The ladder replaces a slotted wooden frame the center had been using for years. “The old frame is not adjustable horizontally or vertically, and it’s started to fall apart,” Moes said. The old device was heavy and when it was lifted from the side, all the slats would fall out, she said.
“What was most important to the therapists was that the ladder remain stable during a session,” McCarley said. The students designed vertical foam dividers that stay in place with PVC clamps until the therapist decides to move them. The therapist can also change heights with pieces that slide into the divider frames.
“They wanted to be able to set it up with the same spacing their current ladder has, but we also made it vertically adjustable up to the average height of a stair, 7 inches,” Wood said.
The students also designed and delivered colored and textured mats that slip under the frame to give patients a strong visual reference as they navigate the course.
“They’re a diligent, hard-working group of students, and they’ve done a really nice job of communicating with us and problem-solving things we found along the way,” said Marla Lafferty, a staff physical therapist at PTC. Lafferty said the ladder will help therapists who work with patients with cerebral palsy, Down syndrome and other motor-coordination issues.
The payoff came when the team delivered their finished product to the West Houston facility in late April.
The students were delighted to watch as PTC patient Brooke Stevens, 3, navigated the low rungs, then the higher ones, and then the highest ones, with the teammates and Brooke’s therapist modifying the ladder on the fly.
Brooke Stevens, a patient at the Pediatric Therapy Center in Houston, tests her balance with the StepUp Floor Ladder invented by Rice University freshmen to help children navigate obstacles as they walk. The students created the device in an engineering design course that puts them to work on practical problems as soon as their college careers begin. (Credit: Jeff Fitlow/Rice University)
Rice University students watch as pediatric therapist Jane Knowlton helps Brooke Stevens progress through the StepUp Floor Ladder. The Rice freshmen created the device to help patients with balance issues navigate uneven terrain. (Credit: Jeff Fitlow/Rice University)
Rice University freshmen created the StepUp Floor Ladder to help patients at Houston’s Pediatric Therapy Center learn to balance over uneven terrain. Clockwise from front left: Denise Yee, Nicole Moes, Lauren McCarley, Lauren Wood and Fanny Huang. Credit: Jeff Fitlow/Rice University)
Rice University freshmen created the StepUp Floor Ladder to help patients with motor-coordination issues learn to balance as they traverse uneven terrain. From left: Denise Yee, Nicole Moes, Lauren McCarley, Lauren Wood and Fanny Huang. Credit: Jeff Fitlow/Rice University)
Located on a 300-acre forested campus in Houston, Rice University is consistently ranked among the nation’s top 20 universities by U.S. News & World Report.

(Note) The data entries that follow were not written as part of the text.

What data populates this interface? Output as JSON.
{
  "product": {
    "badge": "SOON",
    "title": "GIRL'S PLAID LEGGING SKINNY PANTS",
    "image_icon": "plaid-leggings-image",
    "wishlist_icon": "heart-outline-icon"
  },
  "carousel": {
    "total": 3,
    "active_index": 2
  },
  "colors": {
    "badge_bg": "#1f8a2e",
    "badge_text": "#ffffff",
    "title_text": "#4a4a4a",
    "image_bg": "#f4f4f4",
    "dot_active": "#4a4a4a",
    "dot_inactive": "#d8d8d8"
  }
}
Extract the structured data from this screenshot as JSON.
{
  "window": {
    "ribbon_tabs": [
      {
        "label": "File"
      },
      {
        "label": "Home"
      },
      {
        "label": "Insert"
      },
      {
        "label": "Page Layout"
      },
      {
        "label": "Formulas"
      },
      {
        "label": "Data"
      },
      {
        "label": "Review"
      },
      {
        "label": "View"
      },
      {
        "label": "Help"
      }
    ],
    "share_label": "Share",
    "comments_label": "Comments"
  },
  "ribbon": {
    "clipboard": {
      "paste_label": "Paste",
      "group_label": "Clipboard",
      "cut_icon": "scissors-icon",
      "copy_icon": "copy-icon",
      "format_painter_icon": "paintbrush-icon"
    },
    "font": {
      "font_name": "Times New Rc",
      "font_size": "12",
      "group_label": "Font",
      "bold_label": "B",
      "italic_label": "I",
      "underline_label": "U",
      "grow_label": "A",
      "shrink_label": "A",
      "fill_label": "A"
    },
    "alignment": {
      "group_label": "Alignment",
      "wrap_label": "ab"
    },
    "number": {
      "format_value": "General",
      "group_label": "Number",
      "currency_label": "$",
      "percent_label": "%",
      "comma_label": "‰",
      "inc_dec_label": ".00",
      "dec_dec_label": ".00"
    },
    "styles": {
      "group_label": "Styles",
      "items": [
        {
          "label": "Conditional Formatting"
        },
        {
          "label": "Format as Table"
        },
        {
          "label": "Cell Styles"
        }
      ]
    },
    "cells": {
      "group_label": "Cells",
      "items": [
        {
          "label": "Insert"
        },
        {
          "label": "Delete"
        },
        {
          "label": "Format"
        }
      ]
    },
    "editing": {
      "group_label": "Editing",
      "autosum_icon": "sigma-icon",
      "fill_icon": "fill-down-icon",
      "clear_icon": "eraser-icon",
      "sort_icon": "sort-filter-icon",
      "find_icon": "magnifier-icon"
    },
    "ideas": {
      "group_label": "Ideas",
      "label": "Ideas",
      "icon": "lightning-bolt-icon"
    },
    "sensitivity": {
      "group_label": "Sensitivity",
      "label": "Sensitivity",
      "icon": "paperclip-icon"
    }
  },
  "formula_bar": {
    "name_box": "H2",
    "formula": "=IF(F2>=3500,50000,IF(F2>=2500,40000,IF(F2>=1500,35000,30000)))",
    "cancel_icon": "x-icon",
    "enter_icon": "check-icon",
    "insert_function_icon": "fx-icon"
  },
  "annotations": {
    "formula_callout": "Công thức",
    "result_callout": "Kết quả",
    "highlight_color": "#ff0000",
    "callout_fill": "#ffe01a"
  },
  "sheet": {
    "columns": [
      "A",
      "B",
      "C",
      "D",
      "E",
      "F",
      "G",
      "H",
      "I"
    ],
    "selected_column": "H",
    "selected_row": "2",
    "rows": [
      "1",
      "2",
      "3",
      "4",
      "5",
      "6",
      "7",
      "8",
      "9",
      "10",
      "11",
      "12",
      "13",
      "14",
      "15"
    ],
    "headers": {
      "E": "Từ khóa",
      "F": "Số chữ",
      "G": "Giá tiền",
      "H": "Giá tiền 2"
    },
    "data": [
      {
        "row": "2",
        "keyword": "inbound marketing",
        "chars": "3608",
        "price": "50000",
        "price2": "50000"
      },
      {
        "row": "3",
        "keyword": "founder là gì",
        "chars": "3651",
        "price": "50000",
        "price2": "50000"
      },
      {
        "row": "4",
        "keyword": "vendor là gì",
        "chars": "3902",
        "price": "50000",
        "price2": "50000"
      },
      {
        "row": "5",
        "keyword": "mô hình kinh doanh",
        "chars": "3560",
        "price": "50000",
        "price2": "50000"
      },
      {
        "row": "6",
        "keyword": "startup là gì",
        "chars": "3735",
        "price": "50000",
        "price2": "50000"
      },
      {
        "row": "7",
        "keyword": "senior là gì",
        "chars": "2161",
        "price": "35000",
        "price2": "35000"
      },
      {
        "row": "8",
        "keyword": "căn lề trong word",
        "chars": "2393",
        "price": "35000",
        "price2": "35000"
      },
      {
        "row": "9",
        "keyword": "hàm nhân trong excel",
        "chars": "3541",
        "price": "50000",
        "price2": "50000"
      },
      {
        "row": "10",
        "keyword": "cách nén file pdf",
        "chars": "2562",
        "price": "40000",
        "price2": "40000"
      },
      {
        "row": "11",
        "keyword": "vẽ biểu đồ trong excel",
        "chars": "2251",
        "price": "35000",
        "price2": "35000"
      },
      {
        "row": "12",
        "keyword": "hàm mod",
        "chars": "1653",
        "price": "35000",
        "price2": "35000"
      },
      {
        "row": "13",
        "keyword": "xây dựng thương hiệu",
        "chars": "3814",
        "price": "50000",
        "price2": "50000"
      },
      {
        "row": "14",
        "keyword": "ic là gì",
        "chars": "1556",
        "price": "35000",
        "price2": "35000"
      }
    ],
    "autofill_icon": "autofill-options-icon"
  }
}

Rice has highly respected schools of Architecture, Business, Continuing Studies, Engineering, Humanities, Music, Natural Sciences and Social Sciences and is home to the Baker Institute for Public Policy. With 3,920 undergraduates and 2,567 graduate students, Rice’s undergraduate student-to-faculty ratio is 6.3-to-1. Its residential college system builds close-knit communities and lifelong friendships, just one reason why Rice has been ranked No. 1 for best quality of life multiple times by the Princeton Review and No. 2 for “best value” among private universities by Kiplinger’s Personal Finance. To read “What they’re saying about Rice,” go here.